Monday, January 26, 2015

Assessing Historical Authenticity of the Historical Books of the Hebrew Bible

Many biblical scholars argue that biblical historical narratives (think things like Kings) were written, or for some scholars made up, years after the fact. Certainly in their current form, they can date no earlier than "the thirty-seventh year of the captivity of Jehoiachin" (2 Kings 25:27) about 561 B.C. Some scholars, nevertheless date them to the Persian period or Hellenistic period rather than the Neo-Babylonian period. The claim is that Kings presents a fictive narrative made up years after the fact to provide Judah with a national history that it never had.

What does a fictive narrative put together years after the fact look like? The apocryphal book of 1 Esdras is a good candidate. I am comfortable with a Hellenistic date for 1 Esdras but am willing to consider other options. I will briefly summarize the narrative adding actual historical dates in parentheses.
  • The narrative begins when "Josiah (640-609 B.C.) conducted the Passover to his Lord in Jerusalem." (1 Esdras 1:1).

  • Then "Pharaoh, king of Egypt, came to wage war in Carchemesh on the Euphrates" and Josiah was killed (1 Esdras 1:23-29). The source for this is the book of Kings (1 Esdras 1:31).

  • Then Jehoahaz (609 B.C.) became king of Judah (1 Esdras 1:32).

  • Then Jehoiakim (609-598 B.C.) became king of Judah (1 Esdras 1:37).

  • "Against him arose Nebuchadnezzar king of Babylon" (1 Esdras 1:38).

  • So Zedekiah (597-586 B.C.) was appointed king over Judah (1 Esdras 1:44).

  • In the first year of the reign of Cyrus (585-550 B.C.) as king of Persia (1 Esdras 2:1).

  • Then came the reign of Artaxerxes I (465-424 BC) as king of Persia (1 Esdras 2:12).

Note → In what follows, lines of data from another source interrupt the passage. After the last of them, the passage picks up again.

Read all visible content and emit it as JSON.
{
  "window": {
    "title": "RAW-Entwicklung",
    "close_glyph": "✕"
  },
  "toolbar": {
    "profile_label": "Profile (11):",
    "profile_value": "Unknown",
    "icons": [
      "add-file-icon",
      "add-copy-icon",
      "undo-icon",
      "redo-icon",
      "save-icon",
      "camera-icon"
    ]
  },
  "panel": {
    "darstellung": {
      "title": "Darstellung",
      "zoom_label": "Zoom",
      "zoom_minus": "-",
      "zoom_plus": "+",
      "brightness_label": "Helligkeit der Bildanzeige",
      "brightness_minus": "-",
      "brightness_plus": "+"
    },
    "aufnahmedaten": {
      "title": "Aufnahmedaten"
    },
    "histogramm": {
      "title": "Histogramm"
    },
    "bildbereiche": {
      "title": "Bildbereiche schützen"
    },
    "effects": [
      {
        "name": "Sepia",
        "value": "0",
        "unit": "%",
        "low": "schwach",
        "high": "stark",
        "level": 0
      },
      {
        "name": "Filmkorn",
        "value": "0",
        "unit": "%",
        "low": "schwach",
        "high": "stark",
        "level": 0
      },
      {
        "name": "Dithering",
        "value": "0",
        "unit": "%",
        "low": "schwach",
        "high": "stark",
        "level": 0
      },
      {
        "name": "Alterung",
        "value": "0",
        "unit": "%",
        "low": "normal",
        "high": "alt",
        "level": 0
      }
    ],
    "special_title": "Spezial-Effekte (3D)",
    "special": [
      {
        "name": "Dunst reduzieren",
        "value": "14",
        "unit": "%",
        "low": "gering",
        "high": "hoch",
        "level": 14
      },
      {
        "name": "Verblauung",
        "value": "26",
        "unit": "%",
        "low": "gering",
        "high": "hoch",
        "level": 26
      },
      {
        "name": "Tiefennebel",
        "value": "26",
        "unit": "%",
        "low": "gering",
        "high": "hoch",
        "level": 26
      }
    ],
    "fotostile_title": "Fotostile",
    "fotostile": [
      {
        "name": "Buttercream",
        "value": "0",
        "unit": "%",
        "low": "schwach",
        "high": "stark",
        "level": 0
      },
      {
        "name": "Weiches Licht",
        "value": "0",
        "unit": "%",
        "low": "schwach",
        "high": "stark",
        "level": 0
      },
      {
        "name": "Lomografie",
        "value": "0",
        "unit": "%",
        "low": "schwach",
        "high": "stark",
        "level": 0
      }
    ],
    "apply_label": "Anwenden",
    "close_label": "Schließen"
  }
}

  • Then Darius (550-486 B.C.) ruled over the Persian empire (1 Esdras 3:1).
The author of 1 Esdras cannot get the reigns of the Persian rulers in proper order. The only place where he gets the rulers in the right order is when he is relying on the book of Kings, which he cites as a source.

This can be contrasted with the order of Assyrian rulers in the books of Kings:
  • First comes the reign of Pul who is also called Tiglath-pileser (745-727 B.C.) (2 Kings 15:19, 29; 16:7, 10).

  • Second comes Shalmaneser V (727-722 B.C.) (2 Kings 17:3; 18:9).

  • Third comes the reign of Sennacherib (705-681 B.C.) (2 Kings 18:13; 19:16, 20, 36; cf. Isaiah 36:1; 37:17, 21, 37).

  • Then comes the reign of Esarhaddon (681-669 B.C.) (2 Kings 19:37; cf. Isaiah 37:38).
The book of Kings gets the Assyrian rulers in the correct order even though, when its final form was written, the Assyrian empire no longer existed (and had not for at least a couple of generations), nor did its records (which were discovered over two millennia later in situ). Given the hash of history that 1 Esdras presents us with, why would we expect that the writer of Kings would get the order of an earlier dead empire correct if he did not have access to more or less accurate historical records?